Bunions: try iodine on them, but they could also have an emotional cause best treated by a flower remedy practitioner. In the meantime try aloe vera juice, and vitamins E and C.
Omega-3 sources: try Arctic Sea with omega-3 and -6, or Perilla oil, while a natural source is purslane, which can be added to salads or cooked.
Bedwetting: pumpkin seeds may help, as they are high in zinc. Reflexology, Bach flower remedies or chiropractic may all offer help. Try Virtual Scanning, says our man at the Virtual Scanning centre. One boy was cured with the help of an aura therapist, one reader relates.
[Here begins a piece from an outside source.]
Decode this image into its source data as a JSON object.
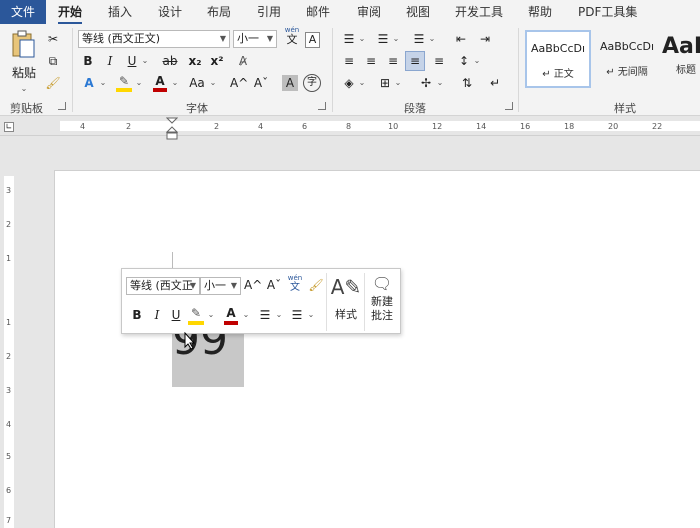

White spots: they're a sign of dehydration and an inability to break down fats. If it is caused by high cholesterol, it's called xanthelasma, says one reader helpfully.
Itchy scalp: a scalp massage with 3 drops teatree oil, 2 drops rosemary oil to 30 ml jojoba oil, left in the hair overnight might help matters.
And so to other issues. . .one reader wonders if the 'interview' last week between WDDTY and a Department of Health official was a spoof. Well, we know our sense of humour can be subtle, but we didn't realize it had become invisible! But yes, it was a spoof. . .
a homoeopath takes us to task for suggesting that 'homoeopathic remedy x can cure disease y'. It doesn't work like that, she says. Point taken, but these suggestions come from other homoeopaths. . .another homoeopath takes us to task for a different reason. We don't give enough references to back up all the statements we make. For that, you'd have to read our monthly newsletter What Doctors Don't Tell You, which is packed with references. E-news doesn't seem to be an appropriate platform for this. So if you want the references, you have to subscribe. Sorry!. . .
we hear of a doctor called Dr John Reckless who wants to add a statin, the cholesterol-lowering drug featured last week, into the public water supply. So you'd have fluoride in the water to protect your teeth, and statins to protect your heart. Marvellous stuff. No wonder he's called Reckless. . .
a few American readers say we're attacking their country's foreign policy, an accusation based on our tongue-in-cheek headline 'There are weapons of mass destruction in Iraq'. We thought we were taking a swipe at the UK's foreign policy, but never mind. One gentleman says that Lynne McTaggart (WDDTY editor) doesn't understand because she's not American. Well, we think Lynne does understand, and she is an American.
But to spoil our argument, Lynne doesn't write E-news. Damn.